His abrupt mood swing disturbed Wendy. Evan was always so sure of himself. Now he seemed confused and uncertain.
"What's wrong, Evan?"
"We're going to choose an engagement ring. That's a pretty big step, and naturally, I'm a little shaken."
His teasing, casual tone didn't reassure Wendy. She glanced at Evan's profile, surprised to see a muscle twitching in his right jaw, as if he were upset about something.
"It could be too big a step for us to take without thinking about it," she said reluctantly. "Perhaps you should come home with me this weekend to meet my mother before we make a decision."
"I've already decided. I love you. I want to marry you," he said positively, trying to reassure himself as well as Wendy. "But I would like to meet your mother."
He turned into the parking lot of the mall where the jewelry store was located. "We may have problems to overcome," he said, "but all engaged couples face those."
"Especially the Kenworths," she said bitterly. Evan looked at her sharply. Should he have learned more about Wendy's family before giving her his heart?
In the jewelry store, the salesperson seated Wendy and Evan in front of a large display case of diamonds. Wendy's hands grew moist, and she clasped them together.

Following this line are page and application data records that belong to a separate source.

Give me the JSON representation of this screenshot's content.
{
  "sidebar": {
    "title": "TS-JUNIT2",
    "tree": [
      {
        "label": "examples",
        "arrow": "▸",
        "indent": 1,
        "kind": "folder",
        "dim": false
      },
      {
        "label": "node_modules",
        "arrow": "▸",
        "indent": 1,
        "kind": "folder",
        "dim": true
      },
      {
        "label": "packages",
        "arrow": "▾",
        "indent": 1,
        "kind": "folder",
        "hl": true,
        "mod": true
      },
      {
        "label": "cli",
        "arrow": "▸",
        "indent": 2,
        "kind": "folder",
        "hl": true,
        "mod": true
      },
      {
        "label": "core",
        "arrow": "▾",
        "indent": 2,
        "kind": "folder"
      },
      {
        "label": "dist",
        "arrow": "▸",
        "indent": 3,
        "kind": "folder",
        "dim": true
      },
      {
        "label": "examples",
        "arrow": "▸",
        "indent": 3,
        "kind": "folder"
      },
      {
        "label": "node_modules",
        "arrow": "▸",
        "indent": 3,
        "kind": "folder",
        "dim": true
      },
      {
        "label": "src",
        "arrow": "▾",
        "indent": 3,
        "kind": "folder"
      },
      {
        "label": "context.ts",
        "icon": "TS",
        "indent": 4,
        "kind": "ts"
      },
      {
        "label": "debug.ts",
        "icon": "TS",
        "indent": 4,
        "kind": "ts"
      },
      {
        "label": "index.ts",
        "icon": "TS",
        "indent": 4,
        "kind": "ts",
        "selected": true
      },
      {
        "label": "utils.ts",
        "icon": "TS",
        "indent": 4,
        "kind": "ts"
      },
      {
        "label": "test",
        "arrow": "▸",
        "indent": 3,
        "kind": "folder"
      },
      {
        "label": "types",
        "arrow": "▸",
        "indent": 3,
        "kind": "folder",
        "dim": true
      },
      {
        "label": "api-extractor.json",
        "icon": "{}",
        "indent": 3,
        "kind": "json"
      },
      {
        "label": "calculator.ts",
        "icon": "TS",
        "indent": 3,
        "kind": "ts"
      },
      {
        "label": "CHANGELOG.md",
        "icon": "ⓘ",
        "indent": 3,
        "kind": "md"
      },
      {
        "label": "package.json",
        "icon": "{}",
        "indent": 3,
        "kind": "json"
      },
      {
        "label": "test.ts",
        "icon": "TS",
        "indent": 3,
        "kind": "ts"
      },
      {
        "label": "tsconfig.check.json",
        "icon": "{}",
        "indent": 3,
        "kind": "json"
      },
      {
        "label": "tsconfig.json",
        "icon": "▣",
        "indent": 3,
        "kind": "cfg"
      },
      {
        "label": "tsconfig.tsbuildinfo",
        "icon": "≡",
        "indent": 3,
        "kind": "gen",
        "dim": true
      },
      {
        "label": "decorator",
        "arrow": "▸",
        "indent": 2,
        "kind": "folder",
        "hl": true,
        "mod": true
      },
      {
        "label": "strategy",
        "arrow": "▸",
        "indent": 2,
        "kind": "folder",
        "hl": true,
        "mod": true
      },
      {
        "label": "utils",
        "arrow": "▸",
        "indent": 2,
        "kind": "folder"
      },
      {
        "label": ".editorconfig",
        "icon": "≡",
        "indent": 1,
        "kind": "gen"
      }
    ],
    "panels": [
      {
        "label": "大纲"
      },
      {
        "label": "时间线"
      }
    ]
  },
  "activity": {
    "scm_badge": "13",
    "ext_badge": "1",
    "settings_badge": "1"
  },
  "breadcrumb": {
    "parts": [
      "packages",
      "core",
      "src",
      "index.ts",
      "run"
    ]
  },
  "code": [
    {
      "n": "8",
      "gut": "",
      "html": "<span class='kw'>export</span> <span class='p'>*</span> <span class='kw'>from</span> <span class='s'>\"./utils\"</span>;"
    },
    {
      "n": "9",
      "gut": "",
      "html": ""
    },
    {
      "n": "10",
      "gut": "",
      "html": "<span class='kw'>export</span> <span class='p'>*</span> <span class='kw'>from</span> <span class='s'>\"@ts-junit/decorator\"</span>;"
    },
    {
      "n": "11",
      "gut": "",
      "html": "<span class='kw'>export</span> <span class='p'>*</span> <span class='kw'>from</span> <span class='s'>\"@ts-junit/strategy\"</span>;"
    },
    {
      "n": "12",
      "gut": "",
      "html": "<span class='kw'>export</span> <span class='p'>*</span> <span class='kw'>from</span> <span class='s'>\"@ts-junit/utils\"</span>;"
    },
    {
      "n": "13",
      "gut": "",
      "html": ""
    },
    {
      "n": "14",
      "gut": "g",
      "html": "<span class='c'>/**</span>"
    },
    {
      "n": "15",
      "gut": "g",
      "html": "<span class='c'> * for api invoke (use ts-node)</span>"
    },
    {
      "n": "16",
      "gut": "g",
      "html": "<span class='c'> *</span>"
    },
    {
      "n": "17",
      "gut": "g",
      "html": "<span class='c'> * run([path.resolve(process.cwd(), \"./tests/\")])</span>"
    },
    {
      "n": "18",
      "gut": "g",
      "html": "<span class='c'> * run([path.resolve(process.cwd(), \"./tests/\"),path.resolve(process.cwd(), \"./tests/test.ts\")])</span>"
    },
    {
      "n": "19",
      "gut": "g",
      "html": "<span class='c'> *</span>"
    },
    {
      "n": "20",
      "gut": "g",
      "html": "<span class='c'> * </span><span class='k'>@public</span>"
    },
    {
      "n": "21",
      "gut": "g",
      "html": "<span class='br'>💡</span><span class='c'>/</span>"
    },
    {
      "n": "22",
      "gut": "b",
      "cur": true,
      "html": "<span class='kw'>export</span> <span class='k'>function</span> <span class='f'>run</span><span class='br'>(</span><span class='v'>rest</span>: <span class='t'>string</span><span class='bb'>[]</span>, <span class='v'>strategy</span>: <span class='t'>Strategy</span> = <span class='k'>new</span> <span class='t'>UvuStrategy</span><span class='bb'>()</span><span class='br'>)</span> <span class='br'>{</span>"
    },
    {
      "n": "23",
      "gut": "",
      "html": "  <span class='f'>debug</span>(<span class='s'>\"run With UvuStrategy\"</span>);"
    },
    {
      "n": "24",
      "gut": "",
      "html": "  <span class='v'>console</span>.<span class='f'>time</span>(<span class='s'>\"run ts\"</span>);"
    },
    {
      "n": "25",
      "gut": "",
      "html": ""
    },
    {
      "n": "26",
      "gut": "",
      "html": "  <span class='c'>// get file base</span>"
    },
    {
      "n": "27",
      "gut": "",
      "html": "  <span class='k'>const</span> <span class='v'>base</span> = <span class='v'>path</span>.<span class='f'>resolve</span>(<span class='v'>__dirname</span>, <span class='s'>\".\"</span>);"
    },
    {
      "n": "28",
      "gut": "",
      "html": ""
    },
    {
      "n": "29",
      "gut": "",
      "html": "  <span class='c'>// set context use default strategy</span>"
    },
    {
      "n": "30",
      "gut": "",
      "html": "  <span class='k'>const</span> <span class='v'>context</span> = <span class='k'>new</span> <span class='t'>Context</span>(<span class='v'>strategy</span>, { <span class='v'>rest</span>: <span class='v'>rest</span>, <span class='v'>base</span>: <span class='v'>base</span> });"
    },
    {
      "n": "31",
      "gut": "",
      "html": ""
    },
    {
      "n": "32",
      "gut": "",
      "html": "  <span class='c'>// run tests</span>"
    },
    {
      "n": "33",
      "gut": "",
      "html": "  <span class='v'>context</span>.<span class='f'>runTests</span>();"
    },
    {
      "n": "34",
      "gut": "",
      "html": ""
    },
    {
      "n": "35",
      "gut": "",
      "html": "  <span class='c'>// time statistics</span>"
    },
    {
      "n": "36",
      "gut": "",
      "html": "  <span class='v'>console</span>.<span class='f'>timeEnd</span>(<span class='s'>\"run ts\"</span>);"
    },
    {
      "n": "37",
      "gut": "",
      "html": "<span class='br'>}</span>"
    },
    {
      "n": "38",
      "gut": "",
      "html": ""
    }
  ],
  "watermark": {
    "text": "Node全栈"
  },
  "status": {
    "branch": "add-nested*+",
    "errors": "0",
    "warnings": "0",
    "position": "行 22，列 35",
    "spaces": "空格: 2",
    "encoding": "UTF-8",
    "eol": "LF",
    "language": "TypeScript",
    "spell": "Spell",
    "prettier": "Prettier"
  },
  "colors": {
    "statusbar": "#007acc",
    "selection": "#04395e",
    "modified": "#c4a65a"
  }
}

When the woman went to the vault to bring out additional trays of diamond rings, Wendy whispered, "Evan, we haven't been engaged an hour. Don't you think it's too soon to buy a ring?"
He lifted her hand and kissed her fingers. "We don't have to buy anything today."
The next half hour passed in a daze for Wendy. The saleswoman persuaded her to slip numerous rings on her finger. Her sales pitch about the quality and size of the diamonds confused Wendy. She spoke of various diamond cuts and the shapes of diamonds - round, marquise, oval, pear, princess - on and on, until Wendy's mind whirled and dipped like a carnival ride.
She barely stifled a gasp when she saw the prices of the rings. The only jewelry Wendy owned was the department store variety. She had no idea that an engagement ring could cost thousands of dollars. And the ring she liked best was a "past, present, future" ring with a large diamond in the center and two smaller stones on each side. The ring cost over four thousand dollars, and she wouldn't choose anything that expensive.
Excerpted from A Family For Christmas by Irene Brand Dana Corbit Copyright © 2004 by Harlequin Enterprises, Ltd. . Excerpted by permission.
All rights reserved. No part of this excerpt may be reproduced or reprinted without permission in writing from the publisher.
Excerpts are provided by Dial-A-Book Inc. solely for the personal use of visitors to this web site.
Most Helpful Customer Reviews